This means that, absent an express or implied choice of law by the parties (which always prevails over any objective connection of the contract to a domestic legal system unless the parties' choice of law agreement is invalid), the determination of the law applicable to a contract is based on a typology of contracts:
a contract for the sale of goods is governed by the law of the country where the seller has his habitual residence, seat or principal place of business (unless the contract is governed by the UN Sales Convention or CISG, but note Art. 4 CISG for the limited scope of the Convention, issues outside the Convention's scope must be determined under the applicable domestic law!),
a contract for the provision of services is governed by the law of the country where the service provider has his habitual residence, seat or principal place of business, a contract of carriage is governed by the law of the country of habitual residence, seat or principal place of business of the carrier,
a franchise contract is governed by the law of the country where the franchisee has his habitual residence, seat or principal place of business,

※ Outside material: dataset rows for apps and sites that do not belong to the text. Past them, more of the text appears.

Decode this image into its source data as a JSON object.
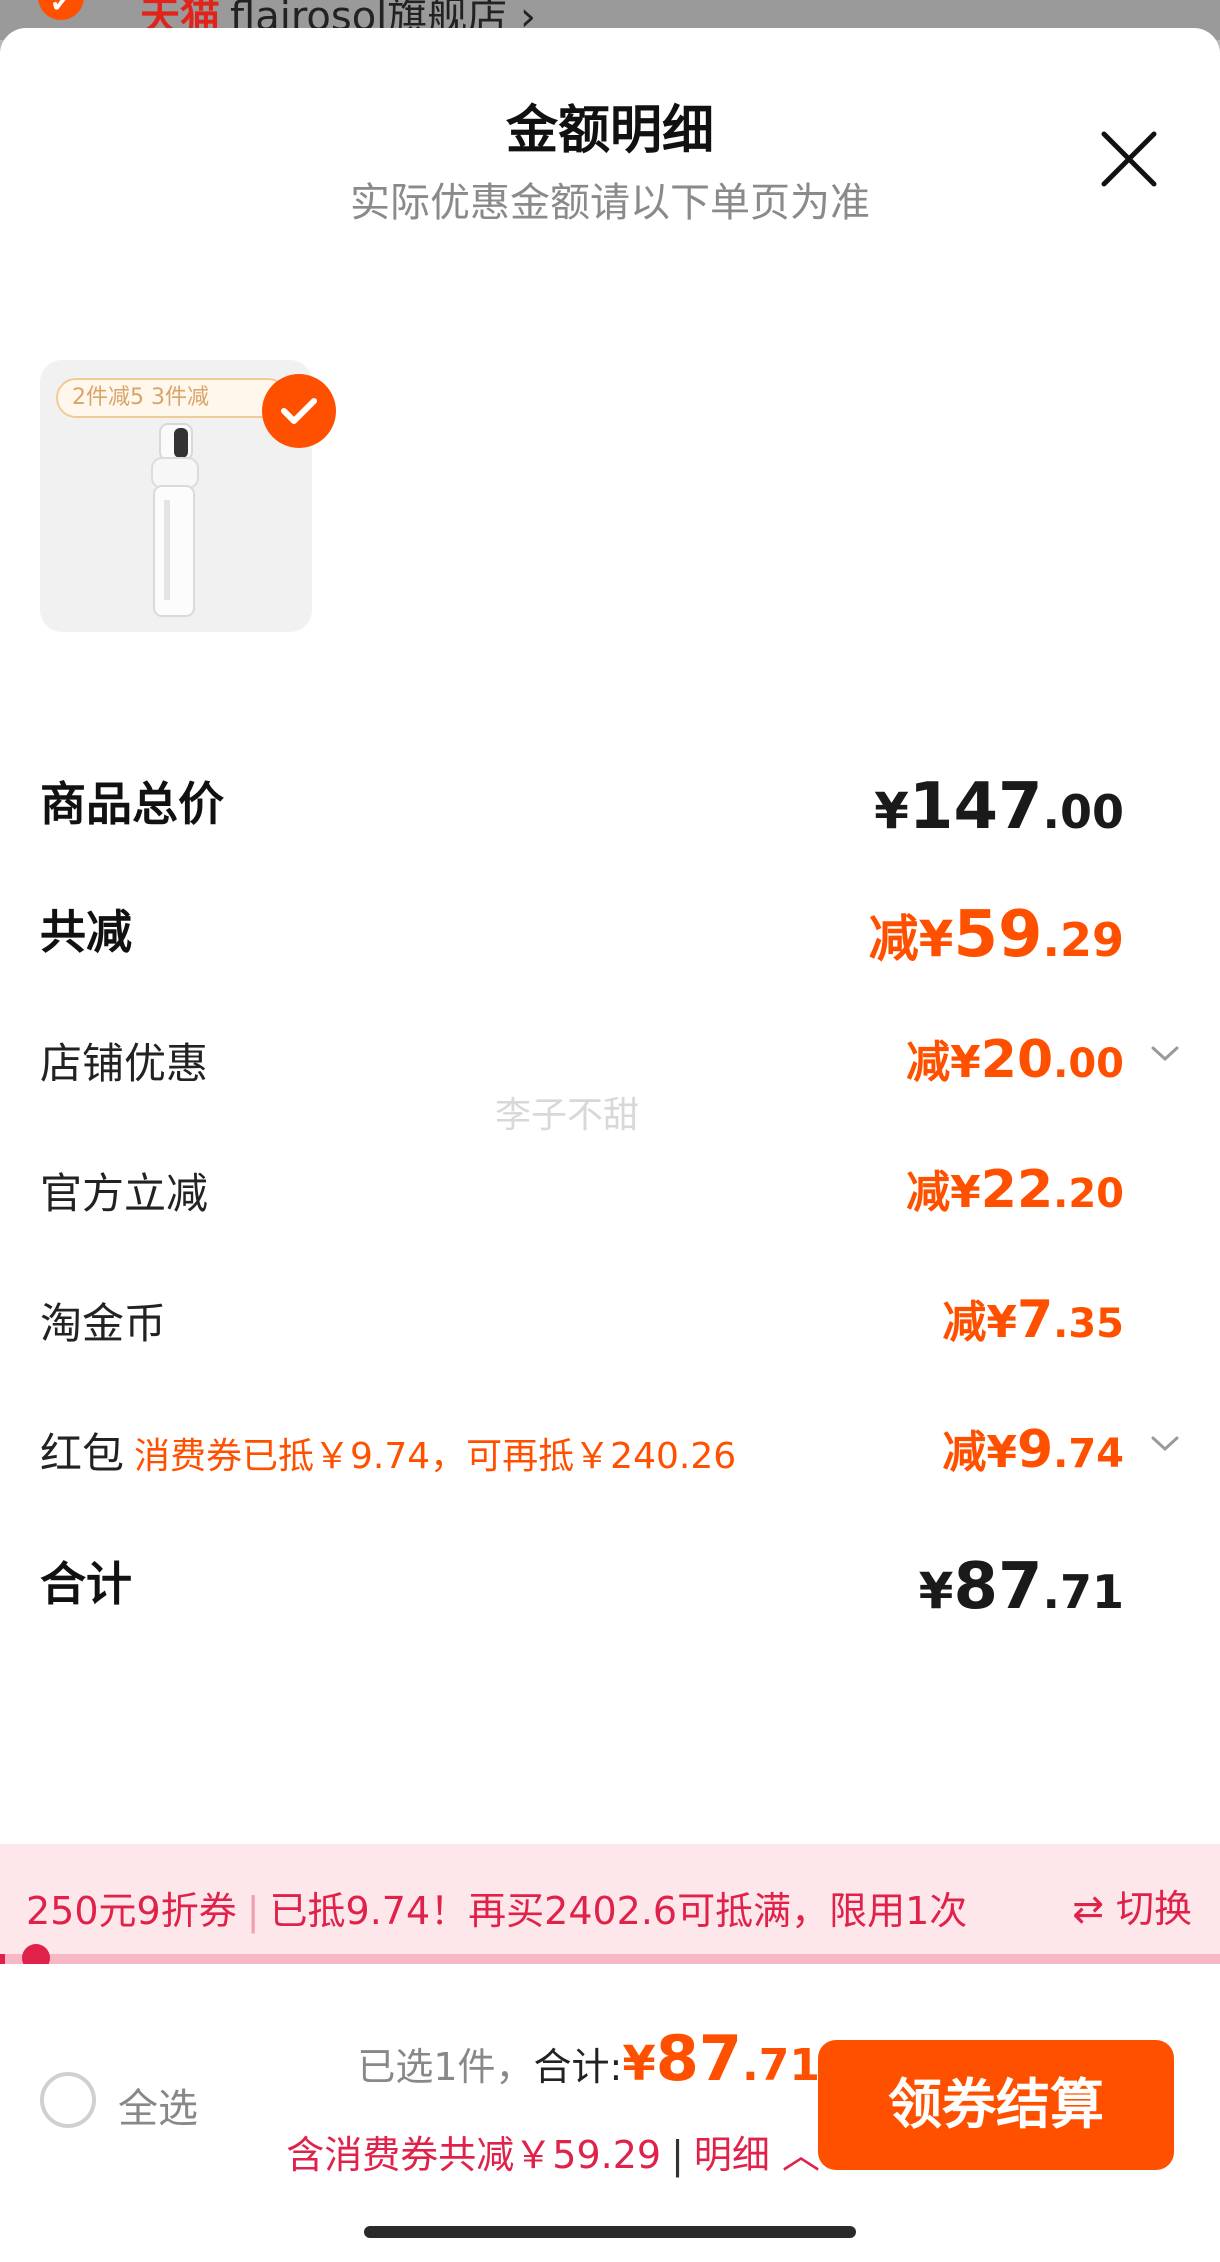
{
  "background_store": {
    "tmall_label": "天猫",
    "store_name": "flairosol旗舰店 ›"
  },
  "sheet": {
    "title": "金额明细",
    "subtitle": "实际优惠金额请以下单页为准"
  },
  "product": {
    "promo_tag": "2件减5  3件减",
    "icon": "spray-bottle-icon"
  },
  "rows": {
    "total_price": {
      "label": "商品总价",
      "yen": "¥",
      "int": "147",
      "dec": ".00"
    },
    "total_discount": {
      "label": "共减",
      "prefix": "减",
      "yen": "¥",
      "int": "59",
      "dec": ".29"
    },
    "store_discount": {
      "label": "店铺优惠",
      "prefix": "减",
      "yen": "¥",
      "int": "20",
      "dec": ".00"
    },
    "official_discount": {
      "label": "官方立减",
      "prefix": "减",
      "yen": "¥",
      "int": "22",
      "dec": ".20"
    },
    "taojinbi": {
      "label": "淘金币",
      "prefix": "减",
      "yen": "¥",
      "int": "7",
      "dec": ".35"
    },
    "red_packet": {
      "label": "红包",
      "note": "消费券已抵￥9.74，可再抵￥240.26",
      "prefix": "减",
      "yen": "¥",
      "int": "9",
      "dec": ".74"
    },
    "sum": {
      "label": "合计",
      "yen": "¥",
      "int": "87",
      "dec": ".71"
    }
  },
  "watermark": "李子不甜",
  "coupon_bar": {
    "coupon": "250元9折券",
    "info": "已抵9.74！再买2402.6可抵满，限用1次",
    "switch": "切换",
    "progress": 0.0039
  },
  "footer": {
    "select_all": "全选",
    "selected": "已选1件，",
    "total_label": "合计:",
    "yen": "¥",
    "int": "87",
    "dec": ".71",
    "saved": "含消费券共减￥59.29",
    "detail": "明细",
    "checkout": "领券结算"
  },
  "colors": {
    "accent": "#ff5000",
    "coupon_red": "#e0224a"
  }
}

a contract for the performance of a certain work (e.g. construction contract) is governed by the law of the country where the contractor has his habitual residence, seat or principal place of business,
a consultancy contract is governed by the law of the country where the consultant has his habitual residence, seat or place of business,
a distribution contract is governed by the law of the country where the distributor has his habitual residence, seat or principal place of business,
a licencing contract is governed by the law of the country where the licencer has his habitual residence, seat or place of business,
a research and development contract is governed by the law of the country where the researcher/developer has his habitual residence, seat or principal place of business,
a contract in banking and finance (e.g. a loan agreement) is governed by the law of the country where the bank has its seat,
an employment contract is governed by the law of the country in which or, failing that, from which the employee habitually carries out his work in performance of the contract.
A mixed contract
which combines elements of a number of the types of contracts listed above is governed by the law of the country where the party that does not pay has his habitual residence, seat of place of business.5
Where it is clear from all the circumstances of the case that the contract is manifestly more closely connected with a country other than that indicated in para. 3 above, the law of that other country shall apply. 6
If the contract is connected to a number of legal systems but is not most closely connected to either of them, the lex validitatis Principle
may provide a way to connect the contract to one of those legal systems.
No. XIV.3 - Rule of validation/Lex validitatis
If a contract has contacts to more than one jurisdiction and the parties have not agreed on the applicable law, it is in the presumed interest of the parties to apply the law, both as to form and to substance, that validates the contract ("favor negotii"; "lex validitatis"; "rule of validation").
(Please cite as: www.Trans-Lex.org/972000 )Trans-Lex Commentary to No. XIV.3 - Rule of validation/Lex validitatis:1
The rule is based on the presumed common intention of the parties that the validity of their contract should be upheld. If the validity of the contract is maintained by one law but denied by another and the contract has a connection to both legal systems, the law should be applied that does not render the contract illegal or void. 2
If, however, the parties have chosen a specific law to be applied to their contract, that choice must be respected, irrespective of whether that law invalidates the contract.